A Sighted Person's View of Technology for the Sight-Impaired

By Joyce Davidson

About 15 years ago in Cleveland, Ohio, my husband, Bill, and I discovered a store that carries visual aids for low-vision customers. Just like many specialty stores in other states, they offer magnifiers, large-number playing cards, big wall clocks, and wearable gadgets. We bought several items there, and they made reading somewhat easier for him. Now that his vision has clouded and he can no longer identify the shapes that pass in front of him, I am eager to learn about new technology that will allow him to be less dependent upon others.

The first important breakthrough for Bill came from a suggestion from an intern for Dr. Bowden, who led Bill to the Eye-Lab at the former Florida Community College of Jacksonville. The college offered transportation to computer classes and sent a representative to our home to stick bumps on the stove for Bill to be able to turn burners on, showed Bill how to pour coffee, and gave us other helpful ideas. The best item they introduced to him was the Enhanced Vision Machine so that he could write a check and see it on the screen above him. The next boon for us was his acceptance by the Veteran’s Administration and a glaucoma specialist. The third help in coping with his progressive blindness came from the Clay Council of the Blind. Speaker Greg Bing, from what is now the Vision Education and Rehabilitation Center at Florida State College of Jacksonville, presented an update last month about recent advances in technology. In recent years, the strides made in providing aids for the sight-impaired have been phenomenal, and most of the products are offered on the internet. Stores such as Verizon, Sprint, Walmart, Target, and Best Buy stock many of them.
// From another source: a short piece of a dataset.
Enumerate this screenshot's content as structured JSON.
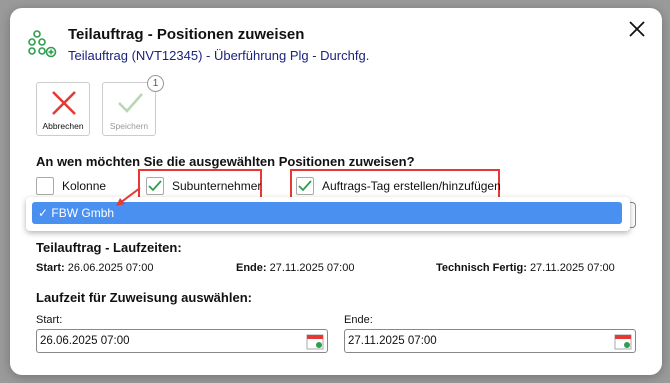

Greg started off explaining about talking software and Apple’s screen reader and voice over IPad. He said LG has many styles of wireless and Bluetooth hands-free headsets that work with smartphones but also can be paired with an IPhone and IPad at the same time. He recommends the LG Tone Pro HBS 750. It’s easy to learn. A person can hit a button, talk into it, and send a text message by saying the receiver’s name. The alert is a vibration, and the set is light. The newest set is 1.9 ounces. The 750 starts at $35.00, but different models cost more based on increased hours of reception. The newer and more expensive models have mixed reviews. Some customers prefer the older, cheaper ones.

Greg reviewed a couple of Apple’s devices. Their phone is the best for quality, but the less-expensive Samsung Galaxy 6 is good, too. The Apple wWtch requires Bluetooth to be functional in getting messages or reading and must be connected to a smartphone. It’s fine for text messages and probably will be updated. Android watches connect to Wi-Fi. There are touch screens and additions that help with magnification, reading, and voice activation. Video magnifiers in different sizes – portable to desktop – magnify with a camera that projects images on a screen and increases or decreases them, has high-color contrast and sometimes spoken text. If built-in software isn’t adequate, more programs are designed to magnify, highlight, and even speak the contents, like ZoomText, which is meant for users with some vision. There is a high-quality keyboard by VisiKey Wireless Enhanced Visibility for any computer, including Mac OS and Windows XP through 10. It has large, white-on-black print after plugging it into a USB port. The exRead from Carson transforms the TV into a reading aid by projecting the material on the TV. If only screen magnification is needed, a 2X tool attaches to a computer monitor screen and becomes a protector and a privacy shield which fits 15 inch and 17 inch flat screens for $50 and $60. Jaws reads texts for the user, and Dragon Naturally Speaking utilizes speech recognition to create documents, reports, or messages simply by speaking after programming it to an individual’s voice. It is especially helpful after a writer has unfortunately zapped a long manuscript and has to redo it.

Other brands as well as additional products are listed on Amazon from inexpensive aids to those costing hundreds of dollars. Even pricy items are worth purchasing if they give help or enjoyment to people who can use them for work or pleasure. Amazon also lists other sources for items they don’t sell. The American Federation of the Blind has information about tools a poorly-sighted person can use to help him become more independent. There are special timers, automatic door lockers and light control, talking clocks, and the dame of all gadgets—Echo. Amazon is improving Echo regularly so that the black cylinder responds from its built-in audio system with answers to more questions than ever. When Alexa is activated by her name, a request for Willie Nelson brings forth many of his songs. If the temperature report is needed, Alexa will give the local news and weather of the day. In the future, Alexa may be able to dance, too, or maybe incriminate the user, because all of the requests she hears end up on the computer.

Technology is great, especially tools which are not difficult to program. Maybe they should be delivered with a six-year old child to set them up. As for Bill, his companion is the talking book machine and tapes from The Daytona Library, but he’s open to more suggestions that come along constantly.